Dir: Nick Murphy. UK. 2011. 106mins
The Awakening is an ambitious attempt to emulate the celebrated ghost stories of Henry James, Charles Dickens and M R James. It shows some skill at closely guarding its true nature and anyone expecting a British variation on The Orphanage might be surprised to discover more of a psychological period drama that a full-blooded spinetingler.
The Awakening needed a bit more flamboyance and flair to really make it fly and propel the audience to the edge of their seats.
A sense of mystery is well established and nicely sustained although the eventual revelations are an anti-climax. It also has the feel of a well-heeled, well-behaved television production and may be too restrained for genre fans yet not quite to the taste of the Downton Abbey fans. StudioCanal face the tricky challenge of identifying a receptive audience when they release The Awakening theatrically in the UK in November.
The Awakening does feature a terrific performance from a spirited Rebecca Hall as Florence Cathcart, a woman dedicated to exposing the fake spiritualists who find easy pickings among the vast numbers of people who lost loved ones in the First World War and the influenza epidemic that followed.
She strides into action like a combination of Van Helsing and Jane Marple as she briskly unmasks another imposter. Her own sense of loss means that she would dearly love to believe in something beyond the grave but her sharp, logical mind makes her all the more diligent in tracking down anyone who seeks to deceive the gullible.
Florence receives a visit from schoolmaster Robert Mallory (Dominic West) begging for her help at a school where the boys live in fear of a ghost. She reluctantly agrees and appears to find a perfectly logical solution for what has been happening until she senses a deeper secret hidden within the recent history of a building that was once a family home.
The Awakening slowly builds a sense of something amiss at Rockwood school as the cast of characters grows to include stern-faced matron Maude (Imelda Staunton), surly handyman Edward (Joseph Mawle), sadistic schoolmaster Malcolm (Shaun Dooley) and angelic pupil Tom (Isaac Hampstead Wright).
All of them may be damaged in some way but it is Florence who starts to doubt the evidence of her own eyes and the soundness of her mind when things inevitably start to go bump in the night.

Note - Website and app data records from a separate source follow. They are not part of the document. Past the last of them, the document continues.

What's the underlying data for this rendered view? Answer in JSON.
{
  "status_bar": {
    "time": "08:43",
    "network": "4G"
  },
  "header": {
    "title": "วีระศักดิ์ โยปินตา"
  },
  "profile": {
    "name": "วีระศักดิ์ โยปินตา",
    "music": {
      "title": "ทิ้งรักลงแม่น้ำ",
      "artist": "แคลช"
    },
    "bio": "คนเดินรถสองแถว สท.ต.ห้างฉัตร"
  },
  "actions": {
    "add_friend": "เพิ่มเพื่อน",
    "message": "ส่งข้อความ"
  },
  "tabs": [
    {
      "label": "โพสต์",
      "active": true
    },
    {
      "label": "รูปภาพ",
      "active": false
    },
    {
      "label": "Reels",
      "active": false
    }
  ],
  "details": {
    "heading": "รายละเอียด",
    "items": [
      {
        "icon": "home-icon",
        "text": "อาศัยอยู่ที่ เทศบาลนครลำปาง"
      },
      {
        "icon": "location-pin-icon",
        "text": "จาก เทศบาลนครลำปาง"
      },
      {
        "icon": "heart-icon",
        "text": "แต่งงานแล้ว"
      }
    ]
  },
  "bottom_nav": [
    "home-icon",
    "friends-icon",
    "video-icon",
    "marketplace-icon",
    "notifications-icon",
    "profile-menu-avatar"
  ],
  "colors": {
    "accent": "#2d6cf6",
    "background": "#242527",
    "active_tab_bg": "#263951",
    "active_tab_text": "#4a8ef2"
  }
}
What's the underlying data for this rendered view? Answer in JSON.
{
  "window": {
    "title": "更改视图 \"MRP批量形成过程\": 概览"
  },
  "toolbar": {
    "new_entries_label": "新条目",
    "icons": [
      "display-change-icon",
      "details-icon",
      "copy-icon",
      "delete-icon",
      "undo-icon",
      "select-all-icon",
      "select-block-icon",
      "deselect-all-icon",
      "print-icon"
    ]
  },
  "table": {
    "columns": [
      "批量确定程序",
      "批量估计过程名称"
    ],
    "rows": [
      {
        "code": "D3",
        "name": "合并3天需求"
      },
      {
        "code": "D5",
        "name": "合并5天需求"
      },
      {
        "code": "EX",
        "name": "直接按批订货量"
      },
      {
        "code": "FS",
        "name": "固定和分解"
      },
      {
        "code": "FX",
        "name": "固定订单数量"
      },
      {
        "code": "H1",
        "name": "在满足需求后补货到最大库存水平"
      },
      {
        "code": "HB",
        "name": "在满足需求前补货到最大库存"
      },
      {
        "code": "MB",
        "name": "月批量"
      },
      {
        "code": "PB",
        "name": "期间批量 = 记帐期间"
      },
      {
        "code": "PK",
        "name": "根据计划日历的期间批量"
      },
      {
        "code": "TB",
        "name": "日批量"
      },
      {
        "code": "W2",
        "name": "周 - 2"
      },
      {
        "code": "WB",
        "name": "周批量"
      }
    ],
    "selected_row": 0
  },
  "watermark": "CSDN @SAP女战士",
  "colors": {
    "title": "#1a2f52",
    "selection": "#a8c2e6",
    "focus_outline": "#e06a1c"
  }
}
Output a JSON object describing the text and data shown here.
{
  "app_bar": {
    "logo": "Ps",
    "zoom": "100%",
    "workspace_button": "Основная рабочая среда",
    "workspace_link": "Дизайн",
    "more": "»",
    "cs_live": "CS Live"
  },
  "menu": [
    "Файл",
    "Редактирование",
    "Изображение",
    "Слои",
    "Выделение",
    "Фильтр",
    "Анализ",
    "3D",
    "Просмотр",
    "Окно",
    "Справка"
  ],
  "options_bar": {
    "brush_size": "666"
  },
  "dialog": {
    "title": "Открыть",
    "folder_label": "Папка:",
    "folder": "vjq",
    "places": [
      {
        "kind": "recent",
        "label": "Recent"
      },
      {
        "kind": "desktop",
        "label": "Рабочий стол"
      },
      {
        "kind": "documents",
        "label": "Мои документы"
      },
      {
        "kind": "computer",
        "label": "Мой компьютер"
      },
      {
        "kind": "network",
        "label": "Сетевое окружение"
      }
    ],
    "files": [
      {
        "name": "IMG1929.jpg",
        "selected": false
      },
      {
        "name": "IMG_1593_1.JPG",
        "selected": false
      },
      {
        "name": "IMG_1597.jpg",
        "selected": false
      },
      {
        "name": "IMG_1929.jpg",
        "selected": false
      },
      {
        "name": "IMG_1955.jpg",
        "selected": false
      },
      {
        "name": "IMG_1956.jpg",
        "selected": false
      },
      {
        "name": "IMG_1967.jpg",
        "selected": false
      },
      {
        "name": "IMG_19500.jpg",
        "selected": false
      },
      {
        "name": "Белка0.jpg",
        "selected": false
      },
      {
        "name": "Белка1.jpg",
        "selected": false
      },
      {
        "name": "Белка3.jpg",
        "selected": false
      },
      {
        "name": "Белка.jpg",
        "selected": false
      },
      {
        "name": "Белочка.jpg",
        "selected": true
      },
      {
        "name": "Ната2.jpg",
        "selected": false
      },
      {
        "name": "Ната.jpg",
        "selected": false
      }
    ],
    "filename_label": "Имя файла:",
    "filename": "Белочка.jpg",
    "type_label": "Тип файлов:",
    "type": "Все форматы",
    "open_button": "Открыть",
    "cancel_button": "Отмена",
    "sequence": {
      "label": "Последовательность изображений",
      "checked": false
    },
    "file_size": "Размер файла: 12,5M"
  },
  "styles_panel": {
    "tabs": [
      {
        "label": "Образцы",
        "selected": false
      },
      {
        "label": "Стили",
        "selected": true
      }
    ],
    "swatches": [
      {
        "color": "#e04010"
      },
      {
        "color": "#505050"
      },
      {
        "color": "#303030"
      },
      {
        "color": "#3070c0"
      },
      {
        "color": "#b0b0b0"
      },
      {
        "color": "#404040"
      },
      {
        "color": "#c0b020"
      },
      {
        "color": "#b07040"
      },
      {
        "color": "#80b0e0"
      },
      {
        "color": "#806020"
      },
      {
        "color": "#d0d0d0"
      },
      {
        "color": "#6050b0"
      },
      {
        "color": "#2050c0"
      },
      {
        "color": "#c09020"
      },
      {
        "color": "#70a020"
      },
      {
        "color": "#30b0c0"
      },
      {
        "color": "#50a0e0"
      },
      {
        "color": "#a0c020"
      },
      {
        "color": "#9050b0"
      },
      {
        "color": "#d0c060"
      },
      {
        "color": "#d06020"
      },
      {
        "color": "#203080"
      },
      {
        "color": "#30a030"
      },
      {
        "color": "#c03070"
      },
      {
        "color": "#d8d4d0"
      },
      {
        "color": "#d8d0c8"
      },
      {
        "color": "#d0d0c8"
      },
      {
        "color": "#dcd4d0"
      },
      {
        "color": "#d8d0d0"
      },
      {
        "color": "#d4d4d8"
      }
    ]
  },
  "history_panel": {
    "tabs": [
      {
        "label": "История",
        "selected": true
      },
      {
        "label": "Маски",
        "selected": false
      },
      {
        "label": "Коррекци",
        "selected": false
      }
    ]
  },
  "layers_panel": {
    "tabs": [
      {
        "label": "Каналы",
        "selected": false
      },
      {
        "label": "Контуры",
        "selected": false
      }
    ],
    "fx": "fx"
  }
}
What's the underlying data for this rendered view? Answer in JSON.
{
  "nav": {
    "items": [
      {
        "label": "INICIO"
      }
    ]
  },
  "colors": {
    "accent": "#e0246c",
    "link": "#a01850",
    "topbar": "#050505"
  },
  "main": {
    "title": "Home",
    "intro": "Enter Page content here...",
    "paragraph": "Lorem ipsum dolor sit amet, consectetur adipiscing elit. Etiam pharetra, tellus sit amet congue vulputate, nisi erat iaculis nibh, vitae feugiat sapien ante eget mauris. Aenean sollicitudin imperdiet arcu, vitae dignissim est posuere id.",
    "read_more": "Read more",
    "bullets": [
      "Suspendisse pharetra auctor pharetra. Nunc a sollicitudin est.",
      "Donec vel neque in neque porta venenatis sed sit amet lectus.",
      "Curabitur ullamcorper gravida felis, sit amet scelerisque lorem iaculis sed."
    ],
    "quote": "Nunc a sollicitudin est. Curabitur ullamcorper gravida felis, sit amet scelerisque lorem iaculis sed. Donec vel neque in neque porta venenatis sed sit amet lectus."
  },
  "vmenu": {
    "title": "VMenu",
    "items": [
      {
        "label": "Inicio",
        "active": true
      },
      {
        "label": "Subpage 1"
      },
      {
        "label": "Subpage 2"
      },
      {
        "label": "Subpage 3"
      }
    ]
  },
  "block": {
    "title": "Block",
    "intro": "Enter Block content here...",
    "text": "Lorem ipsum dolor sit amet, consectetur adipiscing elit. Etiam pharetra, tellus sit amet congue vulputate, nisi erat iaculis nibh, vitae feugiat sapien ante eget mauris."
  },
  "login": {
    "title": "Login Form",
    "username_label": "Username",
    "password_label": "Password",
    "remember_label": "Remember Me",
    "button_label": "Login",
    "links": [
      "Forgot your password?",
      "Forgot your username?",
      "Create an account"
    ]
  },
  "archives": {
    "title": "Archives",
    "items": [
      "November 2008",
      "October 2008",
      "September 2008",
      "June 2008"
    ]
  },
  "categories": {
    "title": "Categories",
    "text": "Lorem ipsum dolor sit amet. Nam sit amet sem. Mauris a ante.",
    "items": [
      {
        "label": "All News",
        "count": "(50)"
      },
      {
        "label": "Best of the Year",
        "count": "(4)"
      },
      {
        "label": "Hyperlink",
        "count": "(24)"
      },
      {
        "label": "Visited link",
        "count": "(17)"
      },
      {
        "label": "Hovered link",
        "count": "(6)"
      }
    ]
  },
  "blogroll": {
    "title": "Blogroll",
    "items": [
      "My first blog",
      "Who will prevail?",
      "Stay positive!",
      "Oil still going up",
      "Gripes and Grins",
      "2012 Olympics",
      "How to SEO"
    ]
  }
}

The Awakening has an intriguing enough plot but director Nick Murphy is too cautious in his approach to the material. The old school is never as atmospheric or suffocating as the building in The Orphanage and any attempts to make the audience jump are relatively ineffectual. The Awakening needed a bit more flamboyance and flair to really make it fly and propel the audience to the edge of their seats. Instead, it is diligent and entirely respectable but just never very thrilling. The final twists in the tale are mildly confusing and lack the impact that might have been expected from such melodramatic events. In the end, The Awakening doesn’t quite deliver the goods.
Production Company: Origin Pictures, Studio Canal Features, BBC Films, Creative Scotland, Lipsync Productions
International sales: StudioCanal, www.studiocanal.com/en
Producers: David M. Thompson, Sarah Curtis, Julia Stannard
Executive producers: Jenny Borgars, Will Clarke, Olivier Courson, Joe Oppenheimer, Norman Merry, Carole Sheridan
Screenplay: Stephen Volk, Nick Murphy
Cinematography: Eduard Grau
Production designer: Jon Henson
Editor: Victoria Boydell
Music: Daniel Pemberton
Main cast: Rebecca Hall, Dominic West, Imelda Staunton, Isaac Hampstead Wright